A few years ago, Michael Harris had an epiphany when he looked up from a text message to see fourteen windows open on two computer monitors. He decided he didn’t want to live in a state of prolonged techno-brain burnout any longer, and quit his job at Vancouver magazine a few days later. This personal realization set him on a journey to research our obsession with a digital life.
In The End of Absence, Harris argues that amid all the changes we’re experiencing, the most interesting is the one that future generations will find hardest to grasp. That is the end of absence—the loss of lack. The daydreaming silences in our lives are filled; the burning solitudes are extinguished. There’s no true “free time” when you carry a smartphone.
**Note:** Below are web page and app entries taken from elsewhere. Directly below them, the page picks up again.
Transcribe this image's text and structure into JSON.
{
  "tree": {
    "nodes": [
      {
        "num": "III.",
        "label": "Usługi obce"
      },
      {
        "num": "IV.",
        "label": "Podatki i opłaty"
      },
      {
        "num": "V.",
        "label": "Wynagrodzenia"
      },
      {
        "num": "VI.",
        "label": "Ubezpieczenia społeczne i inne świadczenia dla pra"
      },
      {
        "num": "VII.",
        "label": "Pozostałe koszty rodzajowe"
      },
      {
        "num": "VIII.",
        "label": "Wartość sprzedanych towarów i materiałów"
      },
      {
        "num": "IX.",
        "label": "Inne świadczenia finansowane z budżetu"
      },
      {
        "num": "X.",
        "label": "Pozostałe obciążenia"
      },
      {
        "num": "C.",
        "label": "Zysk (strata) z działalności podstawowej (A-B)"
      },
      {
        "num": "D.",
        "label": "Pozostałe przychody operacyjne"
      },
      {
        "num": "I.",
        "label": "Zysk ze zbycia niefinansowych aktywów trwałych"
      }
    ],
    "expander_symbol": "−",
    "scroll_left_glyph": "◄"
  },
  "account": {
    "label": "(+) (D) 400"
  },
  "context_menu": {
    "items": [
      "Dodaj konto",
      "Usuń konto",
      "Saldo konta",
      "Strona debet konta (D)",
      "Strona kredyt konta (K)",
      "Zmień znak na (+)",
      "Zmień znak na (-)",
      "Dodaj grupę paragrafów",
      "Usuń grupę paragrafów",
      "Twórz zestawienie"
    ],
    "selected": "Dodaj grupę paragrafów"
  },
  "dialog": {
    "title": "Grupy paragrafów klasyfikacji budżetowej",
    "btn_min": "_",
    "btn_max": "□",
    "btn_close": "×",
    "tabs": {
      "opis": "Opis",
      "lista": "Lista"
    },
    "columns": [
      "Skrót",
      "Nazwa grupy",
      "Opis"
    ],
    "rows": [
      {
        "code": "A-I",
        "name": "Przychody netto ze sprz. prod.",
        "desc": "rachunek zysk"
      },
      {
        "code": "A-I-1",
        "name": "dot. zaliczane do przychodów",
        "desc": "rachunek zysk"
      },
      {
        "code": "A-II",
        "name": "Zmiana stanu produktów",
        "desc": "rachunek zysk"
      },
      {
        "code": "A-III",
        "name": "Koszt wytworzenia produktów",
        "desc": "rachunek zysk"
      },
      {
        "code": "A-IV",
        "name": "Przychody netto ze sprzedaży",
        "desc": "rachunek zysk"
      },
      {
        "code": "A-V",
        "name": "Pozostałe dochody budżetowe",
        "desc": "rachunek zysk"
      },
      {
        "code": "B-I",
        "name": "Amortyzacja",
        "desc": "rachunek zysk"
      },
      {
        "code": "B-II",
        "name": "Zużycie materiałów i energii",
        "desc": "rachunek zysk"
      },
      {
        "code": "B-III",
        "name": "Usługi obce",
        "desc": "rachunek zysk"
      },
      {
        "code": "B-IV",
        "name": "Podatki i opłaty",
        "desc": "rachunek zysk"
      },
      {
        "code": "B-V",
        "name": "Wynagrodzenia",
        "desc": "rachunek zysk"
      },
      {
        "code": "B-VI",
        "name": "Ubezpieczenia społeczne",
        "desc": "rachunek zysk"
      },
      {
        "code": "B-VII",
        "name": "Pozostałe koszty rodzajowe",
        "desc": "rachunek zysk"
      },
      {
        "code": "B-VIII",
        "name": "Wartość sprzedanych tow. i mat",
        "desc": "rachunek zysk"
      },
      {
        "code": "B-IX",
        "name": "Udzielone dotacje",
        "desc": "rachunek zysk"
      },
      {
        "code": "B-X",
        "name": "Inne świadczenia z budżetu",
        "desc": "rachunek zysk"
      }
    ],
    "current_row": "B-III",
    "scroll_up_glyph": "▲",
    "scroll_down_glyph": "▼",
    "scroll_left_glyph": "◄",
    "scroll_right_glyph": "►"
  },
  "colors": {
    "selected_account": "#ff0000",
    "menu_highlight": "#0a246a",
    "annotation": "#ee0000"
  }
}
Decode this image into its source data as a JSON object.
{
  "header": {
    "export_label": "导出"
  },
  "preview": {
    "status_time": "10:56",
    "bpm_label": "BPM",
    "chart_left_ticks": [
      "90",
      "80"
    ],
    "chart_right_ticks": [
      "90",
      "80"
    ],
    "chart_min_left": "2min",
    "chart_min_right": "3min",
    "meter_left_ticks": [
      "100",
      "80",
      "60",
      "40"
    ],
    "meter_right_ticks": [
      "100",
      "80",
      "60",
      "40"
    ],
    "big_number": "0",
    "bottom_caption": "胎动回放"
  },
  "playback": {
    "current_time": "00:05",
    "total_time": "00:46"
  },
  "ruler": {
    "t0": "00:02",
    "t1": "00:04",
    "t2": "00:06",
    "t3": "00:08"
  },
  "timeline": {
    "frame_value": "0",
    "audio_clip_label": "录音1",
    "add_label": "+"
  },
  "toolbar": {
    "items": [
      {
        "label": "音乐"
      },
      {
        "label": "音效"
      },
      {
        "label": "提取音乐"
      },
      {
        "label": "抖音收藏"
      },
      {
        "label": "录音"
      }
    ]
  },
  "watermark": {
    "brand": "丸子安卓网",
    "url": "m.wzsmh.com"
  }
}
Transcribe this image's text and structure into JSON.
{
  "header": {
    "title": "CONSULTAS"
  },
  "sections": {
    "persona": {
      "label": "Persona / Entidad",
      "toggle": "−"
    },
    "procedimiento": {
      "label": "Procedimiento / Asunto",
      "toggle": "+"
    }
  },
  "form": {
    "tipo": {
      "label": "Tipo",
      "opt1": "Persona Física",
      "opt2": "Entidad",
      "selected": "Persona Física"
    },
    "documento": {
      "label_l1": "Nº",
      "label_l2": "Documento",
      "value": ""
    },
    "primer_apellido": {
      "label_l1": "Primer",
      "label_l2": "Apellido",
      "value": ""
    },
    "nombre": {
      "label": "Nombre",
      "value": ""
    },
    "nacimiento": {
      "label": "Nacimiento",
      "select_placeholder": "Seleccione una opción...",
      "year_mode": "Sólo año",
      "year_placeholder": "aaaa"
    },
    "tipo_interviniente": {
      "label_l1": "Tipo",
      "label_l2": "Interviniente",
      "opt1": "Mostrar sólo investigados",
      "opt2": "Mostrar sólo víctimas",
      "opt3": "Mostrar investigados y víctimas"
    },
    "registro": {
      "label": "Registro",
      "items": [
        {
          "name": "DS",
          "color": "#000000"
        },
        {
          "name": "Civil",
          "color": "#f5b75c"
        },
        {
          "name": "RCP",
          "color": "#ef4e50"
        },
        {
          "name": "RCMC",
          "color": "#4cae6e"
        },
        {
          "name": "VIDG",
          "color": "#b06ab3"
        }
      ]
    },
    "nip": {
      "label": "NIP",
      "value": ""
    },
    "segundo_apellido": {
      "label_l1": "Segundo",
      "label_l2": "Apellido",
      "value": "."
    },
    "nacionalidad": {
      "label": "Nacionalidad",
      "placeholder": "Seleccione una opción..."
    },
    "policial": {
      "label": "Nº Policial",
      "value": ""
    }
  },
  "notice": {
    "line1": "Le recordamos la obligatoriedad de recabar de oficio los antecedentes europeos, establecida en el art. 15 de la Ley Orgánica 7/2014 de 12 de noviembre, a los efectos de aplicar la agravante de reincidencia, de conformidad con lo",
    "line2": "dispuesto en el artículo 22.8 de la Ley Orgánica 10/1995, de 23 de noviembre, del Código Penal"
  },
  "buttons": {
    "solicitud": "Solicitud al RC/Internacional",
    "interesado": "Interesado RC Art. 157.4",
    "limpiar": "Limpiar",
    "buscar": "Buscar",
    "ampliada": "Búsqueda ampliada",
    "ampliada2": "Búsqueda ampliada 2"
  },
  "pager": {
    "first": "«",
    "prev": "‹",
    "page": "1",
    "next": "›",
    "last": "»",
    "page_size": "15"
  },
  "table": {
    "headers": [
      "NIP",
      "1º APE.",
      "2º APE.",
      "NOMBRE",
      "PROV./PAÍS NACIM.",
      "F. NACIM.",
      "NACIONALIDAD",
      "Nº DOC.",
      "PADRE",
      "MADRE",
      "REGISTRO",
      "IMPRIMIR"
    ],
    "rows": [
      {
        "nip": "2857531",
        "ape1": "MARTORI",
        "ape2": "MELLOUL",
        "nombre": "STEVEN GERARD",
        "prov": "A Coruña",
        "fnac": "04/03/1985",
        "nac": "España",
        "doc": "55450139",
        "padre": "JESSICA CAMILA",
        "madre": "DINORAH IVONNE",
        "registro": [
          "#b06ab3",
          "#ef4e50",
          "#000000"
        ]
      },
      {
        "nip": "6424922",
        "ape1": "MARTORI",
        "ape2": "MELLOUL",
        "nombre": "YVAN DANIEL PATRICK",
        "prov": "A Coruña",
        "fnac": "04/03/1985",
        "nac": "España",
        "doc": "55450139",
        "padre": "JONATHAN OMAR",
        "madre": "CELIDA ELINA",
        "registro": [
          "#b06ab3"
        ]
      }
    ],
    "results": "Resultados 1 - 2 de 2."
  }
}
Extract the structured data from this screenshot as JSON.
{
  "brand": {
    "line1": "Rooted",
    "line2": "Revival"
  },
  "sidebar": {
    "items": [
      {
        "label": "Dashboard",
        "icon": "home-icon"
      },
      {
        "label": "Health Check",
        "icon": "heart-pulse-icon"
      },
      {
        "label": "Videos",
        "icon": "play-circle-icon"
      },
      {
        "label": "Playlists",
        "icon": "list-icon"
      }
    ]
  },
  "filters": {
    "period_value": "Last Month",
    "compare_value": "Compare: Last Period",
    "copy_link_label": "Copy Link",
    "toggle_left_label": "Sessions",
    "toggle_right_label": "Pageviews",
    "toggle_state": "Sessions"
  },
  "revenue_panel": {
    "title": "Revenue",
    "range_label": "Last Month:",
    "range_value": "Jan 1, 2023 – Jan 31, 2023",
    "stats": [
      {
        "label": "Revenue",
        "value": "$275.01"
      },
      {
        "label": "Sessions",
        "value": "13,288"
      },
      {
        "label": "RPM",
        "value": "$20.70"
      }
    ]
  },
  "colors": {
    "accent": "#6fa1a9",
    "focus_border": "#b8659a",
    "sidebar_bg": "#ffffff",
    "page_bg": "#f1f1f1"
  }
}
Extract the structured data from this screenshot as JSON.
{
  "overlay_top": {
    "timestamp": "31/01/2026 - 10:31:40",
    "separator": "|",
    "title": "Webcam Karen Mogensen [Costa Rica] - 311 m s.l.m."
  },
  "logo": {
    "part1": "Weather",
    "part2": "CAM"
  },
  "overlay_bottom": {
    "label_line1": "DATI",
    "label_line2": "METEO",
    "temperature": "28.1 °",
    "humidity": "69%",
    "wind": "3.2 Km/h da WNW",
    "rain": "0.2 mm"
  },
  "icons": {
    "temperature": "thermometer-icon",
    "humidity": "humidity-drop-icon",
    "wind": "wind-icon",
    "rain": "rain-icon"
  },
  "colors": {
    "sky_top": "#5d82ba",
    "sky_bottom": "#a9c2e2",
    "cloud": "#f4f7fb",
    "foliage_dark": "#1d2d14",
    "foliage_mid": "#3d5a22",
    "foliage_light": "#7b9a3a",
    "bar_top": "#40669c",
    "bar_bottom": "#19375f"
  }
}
Today’s rarest commodity is the chance to be alone with your own thoughts.
If you take a break from our culture of distraction, you can recall these harder earned pleasures:
· Living in the moment, without distraction
· Alone with your thoughts, becoming more creative and contemplative
· Enjoying being alone and being comfortable when bored
· Immersing yourself in an activity
· Comforting yourself when you’re agitated
· Enjoying real, face-to-face connections and conversations
Drawing on scores of interviews with experts from across the globe, Harris explores this “loss of lack” in chapters devoted to every aspect of our lives, from sex and commerce to memory and attention span. We have gained an incredible asset with the Internet, but The End of Absence challenges us to rationalize the interruptions that our phones and tablets demand. The book’s message is urgent: once we’ve lost the gift of absence, we may never remember its value.
About the Author:
MICHAEL HARRIS is a contributing editor at Western Living and Vancouver magazine. His award-winning writing appears regularly in magazines such as The Walrus and Frieze. He lives in Toronto, Canada.